Strengthen Your Seat with Squat Lifts

Whether you're picking up a pallet of newly budding plants or you need to move that bag of soil from one side of the yard to the other, you should always use your legs to lift heavy objects in the garden. Lifting with your legs helps work your hamstrings, quadriceps, glutes, and calves for long and lean legs. You also help strengthen and tone these muscles as you squat in the garden digging at the dirt or pruning your plants. Just like you should with your upper body exercises, always be sure to engage your core for stability and safety when squatting.

More Tips for Your Gardening Routine

While you may enjoy this new workout routine, keep in mind that it's still physical exertion. Be sure to drink plenty of water when working outside to prevent dehydration and heat stroke. You also want to wear sunscreen with a high SPF, light clothing with good coverage, and wear a wide-brimmed hat to keep the sun's harmful rays off your face. Finally, take some time after your gardening session to stretch. You'd be surprised at just how sore you can get planting azaleas.

Gardening is a great way to get some physical exercise while doing something you enjoy. The everyday actions involved in gardening help stabilize your core muscles, strengthen your arms, and build a sturdy lower body.
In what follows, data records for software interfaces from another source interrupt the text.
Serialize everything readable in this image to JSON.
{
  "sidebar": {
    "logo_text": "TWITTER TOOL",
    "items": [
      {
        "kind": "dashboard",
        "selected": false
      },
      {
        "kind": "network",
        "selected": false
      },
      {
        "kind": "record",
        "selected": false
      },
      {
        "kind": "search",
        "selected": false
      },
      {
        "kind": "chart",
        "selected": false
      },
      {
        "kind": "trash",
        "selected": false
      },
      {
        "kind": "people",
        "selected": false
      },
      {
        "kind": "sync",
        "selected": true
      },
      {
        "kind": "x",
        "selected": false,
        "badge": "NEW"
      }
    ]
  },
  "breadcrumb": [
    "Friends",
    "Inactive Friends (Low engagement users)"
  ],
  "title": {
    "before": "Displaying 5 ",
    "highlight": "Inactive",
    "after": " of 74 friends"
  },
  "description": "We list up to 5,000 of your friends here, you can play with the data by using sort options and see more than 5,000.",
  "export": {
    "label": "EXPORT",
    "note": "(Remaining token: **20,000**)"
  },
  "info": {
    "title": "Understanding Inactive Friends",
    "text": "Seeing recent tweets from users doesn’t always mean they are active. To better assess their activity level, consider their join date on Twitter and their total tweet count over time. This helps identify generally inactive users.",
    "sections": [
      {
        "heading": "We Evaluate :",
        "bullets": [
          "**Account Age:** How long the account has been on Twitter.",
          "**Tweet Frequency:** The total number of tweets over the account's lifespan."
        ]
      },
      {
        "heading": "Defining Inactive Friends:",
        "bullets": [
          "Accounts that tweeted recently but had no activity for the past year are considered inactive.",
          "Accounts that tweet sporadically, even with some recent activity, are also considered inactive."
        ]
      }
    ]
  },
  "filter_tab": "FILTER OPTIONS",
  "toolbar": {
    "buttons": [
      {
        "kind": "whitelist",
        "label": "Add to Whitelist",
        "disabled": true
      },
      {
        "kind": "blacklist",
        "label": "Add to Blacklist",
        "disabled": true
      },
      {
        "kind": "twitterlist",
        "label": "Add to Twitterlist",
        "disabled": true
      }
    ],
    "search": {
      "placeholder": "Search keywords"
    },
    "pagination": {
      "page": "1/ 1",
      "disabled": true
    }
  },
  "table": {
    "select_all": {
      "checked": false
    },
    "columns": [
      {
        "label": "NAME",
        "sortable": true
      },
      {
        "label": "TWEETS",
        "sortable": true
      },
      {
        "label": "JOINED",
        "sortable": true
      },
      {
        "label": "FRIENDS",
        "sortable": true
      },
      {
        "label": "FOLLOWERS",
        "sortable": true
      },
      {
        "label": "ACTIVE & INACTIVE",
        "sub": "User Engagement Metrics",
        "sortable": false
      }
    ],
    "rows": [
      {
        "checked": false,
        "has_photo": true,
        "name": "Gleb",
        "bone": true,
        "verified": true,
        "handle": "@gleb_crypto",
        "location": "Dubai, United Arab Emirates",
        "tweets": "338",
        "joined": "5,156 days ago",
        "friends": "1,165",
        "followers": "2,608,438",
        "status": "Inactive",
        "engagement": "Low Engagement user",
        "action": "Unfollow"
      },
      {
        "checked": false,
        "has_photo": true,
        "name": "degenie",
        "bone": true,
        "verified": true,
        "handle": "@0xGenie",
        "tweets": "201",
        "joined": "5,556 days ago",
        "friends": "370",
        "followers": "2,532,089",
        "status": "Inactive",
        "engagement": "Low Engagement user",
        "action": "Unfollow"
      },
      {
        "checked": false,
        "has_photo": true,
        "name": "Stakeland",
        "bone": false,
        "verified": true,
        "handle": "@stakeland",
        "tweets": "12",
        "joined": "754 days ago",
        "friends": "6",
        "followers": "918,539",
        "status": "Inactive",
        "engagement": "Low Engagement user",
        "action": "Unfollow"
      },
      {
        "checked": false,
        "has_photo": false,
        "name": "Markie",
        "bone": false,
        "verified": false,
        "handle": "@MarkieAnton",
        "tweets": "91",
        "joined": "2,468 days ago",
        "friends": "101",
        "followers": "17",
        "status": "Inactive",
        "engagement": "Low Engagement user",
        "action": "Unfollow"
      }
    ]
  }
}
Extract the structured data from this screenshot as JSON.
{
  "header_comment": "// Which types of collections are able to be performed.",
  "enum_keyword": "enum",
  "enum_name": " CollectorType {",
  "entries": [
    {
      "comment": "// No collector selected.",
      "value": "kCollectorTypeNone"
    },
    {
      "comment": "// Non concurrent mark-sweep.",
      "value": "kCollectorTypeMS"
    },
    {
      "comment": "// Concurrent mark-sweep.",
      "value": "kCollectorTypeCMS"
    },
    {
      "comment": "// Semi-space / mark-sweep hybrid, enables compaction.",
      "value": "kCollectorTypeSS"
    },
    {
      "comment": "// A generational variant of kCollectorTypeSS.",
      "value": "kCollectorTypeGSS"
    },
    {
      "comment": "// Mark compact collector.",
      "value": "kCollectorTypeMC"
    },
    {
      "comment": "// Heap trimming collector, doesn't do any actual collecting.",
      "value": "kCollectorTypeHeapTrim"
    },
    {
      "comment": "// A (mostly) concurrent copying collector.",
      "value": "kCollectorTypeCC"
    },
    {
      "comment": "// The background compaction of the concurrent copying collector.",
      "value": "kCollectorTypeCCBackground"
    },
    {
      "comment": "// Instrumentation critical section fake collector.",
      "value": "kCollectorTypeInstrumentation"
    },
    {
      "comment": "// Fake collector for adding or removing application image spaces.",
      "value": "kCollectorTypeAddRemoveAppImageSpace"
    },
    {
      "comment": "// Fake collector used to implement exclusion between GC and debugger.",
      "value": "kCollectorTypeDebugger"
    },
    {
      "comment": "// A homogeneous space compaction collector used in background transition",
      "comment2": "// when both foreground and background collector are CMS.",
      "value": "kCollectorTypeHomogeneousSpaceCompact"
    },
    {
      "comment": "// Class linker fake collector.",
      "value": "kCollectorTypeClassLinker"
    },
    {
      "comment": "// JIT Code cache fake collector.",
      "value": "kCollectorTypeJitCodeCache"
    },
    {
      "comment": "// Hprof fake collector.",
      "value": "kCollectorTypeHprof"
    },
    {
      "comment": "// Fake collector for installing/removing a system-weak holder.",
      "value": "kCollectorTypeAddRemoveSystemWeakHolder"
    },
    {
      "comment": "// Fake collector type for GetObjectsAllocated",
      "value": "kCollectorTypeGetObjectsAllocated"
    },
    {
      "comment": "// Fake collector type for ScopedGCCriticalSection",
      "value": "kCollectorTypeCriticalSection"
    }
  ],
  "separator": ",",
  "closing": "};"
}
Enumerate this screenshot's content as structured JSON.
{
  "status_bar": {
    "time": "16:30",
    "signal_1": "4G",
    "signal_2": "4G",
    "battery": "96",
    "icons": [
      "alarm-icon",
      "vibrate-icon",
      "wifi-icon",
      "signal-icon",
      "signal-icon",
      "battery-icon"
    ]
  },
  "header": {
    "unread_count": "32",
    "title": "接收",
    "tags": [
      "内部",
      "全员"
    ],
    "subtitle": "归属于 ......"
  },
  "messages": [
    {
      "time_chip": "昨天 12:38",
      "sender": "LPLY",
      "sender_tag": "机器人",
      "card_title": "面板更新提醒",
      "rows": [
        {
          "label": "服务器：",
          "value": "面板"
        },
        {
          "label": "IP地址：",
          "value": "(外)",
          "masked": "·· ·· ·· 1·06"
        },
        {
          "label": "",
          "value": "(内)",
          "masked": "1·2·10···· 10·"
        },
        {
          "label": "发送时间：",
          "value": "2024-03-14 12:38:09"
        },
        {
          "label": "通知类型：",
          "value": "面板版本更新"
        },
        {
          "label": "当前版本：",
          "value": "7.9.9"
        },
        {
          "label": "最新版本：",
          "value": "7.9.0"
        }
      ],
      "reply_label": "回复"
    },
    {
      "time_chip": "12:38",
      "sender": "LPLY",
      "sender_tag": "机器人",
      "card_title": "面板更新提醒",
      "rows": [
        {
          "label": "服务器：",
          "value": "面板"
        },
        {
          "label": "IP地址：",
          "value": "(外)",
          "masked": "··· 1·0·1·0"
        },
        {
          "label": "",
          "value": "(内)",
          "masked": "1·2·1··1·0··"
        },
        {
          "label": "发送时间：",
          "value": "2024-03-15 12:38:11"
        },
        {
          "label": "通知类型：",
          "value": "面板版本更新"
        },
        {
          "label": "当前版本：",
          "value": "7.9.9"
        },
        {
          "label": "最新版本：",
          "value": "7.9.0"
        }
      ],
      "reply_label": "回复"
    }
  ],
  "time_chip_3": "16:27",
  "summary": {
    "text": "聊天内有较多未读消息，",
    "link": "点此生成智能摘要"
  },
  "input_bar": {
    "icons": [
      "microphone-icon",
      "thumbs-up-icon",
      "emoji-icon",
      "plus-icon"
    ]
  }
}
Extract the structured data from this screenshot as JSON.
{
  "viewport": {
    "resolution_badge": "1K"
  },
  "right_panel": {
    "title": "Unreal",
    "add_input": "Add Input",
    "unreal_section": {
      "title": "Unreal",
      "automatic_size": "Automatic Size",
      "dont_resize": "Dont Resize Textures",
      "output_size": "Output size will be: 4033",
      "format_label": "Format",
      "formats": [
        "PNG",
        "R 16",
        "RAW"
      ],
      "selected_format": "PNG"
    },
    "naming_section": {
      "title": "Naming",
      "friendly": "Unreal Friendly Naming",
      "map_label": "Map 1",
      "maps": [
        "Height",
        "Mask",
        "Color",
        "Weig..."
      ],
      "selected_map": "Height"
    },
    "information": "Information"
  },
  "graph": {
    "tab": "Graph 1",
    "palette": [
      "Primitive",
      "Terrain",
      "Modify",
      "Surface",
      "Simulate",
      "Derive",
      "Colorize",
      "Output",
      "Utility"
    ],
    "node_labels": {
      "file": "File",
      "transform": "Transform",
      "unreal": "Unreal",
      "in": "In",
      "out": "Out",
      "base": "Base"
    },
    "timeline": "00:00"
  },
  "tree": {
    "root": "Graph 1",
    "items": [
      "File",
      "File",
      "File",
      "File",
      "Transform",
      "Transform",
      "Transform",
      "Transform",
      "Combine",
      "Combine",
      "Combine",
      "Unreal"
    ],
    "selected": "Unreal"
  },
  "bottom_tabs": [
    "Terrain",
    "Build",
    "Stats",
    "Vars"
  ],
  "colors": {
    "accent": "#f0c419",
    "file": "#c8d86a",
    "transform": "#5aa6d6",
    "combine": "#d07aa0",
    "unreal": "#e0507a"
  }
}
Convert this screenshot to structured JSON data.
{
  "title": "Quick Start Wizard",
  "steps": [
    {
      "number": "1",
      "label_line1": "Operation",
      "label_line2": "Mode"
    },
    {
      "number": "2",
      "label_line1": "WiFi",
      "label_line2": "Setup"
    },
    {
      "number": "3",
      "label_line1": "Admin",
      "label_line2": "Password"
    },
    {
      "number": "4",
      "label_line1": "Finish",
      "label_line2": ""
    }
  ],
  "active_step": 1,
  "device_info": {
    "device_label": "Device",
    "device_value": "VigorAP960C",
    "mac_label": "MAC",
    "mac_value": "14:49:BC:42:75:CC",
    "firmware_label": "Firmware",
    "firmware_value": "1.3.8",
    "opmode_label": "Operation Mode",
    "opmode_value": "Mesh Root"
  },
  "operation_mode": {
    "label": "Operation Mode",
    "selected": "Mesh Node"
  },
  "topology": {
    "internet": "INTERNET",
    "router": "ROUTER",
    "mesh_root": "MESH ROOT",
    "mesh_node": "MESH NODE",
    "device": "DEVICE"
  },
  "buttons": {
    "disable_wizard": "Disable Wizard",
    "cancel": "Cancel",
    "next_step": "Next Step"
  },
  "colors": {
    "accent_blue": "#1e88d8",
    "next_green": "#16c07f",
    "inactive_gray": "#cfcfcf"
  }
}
Take the time to do each movement properly and treat your time outside like a workout and you'll build a healthy habit that can increase your quality of life.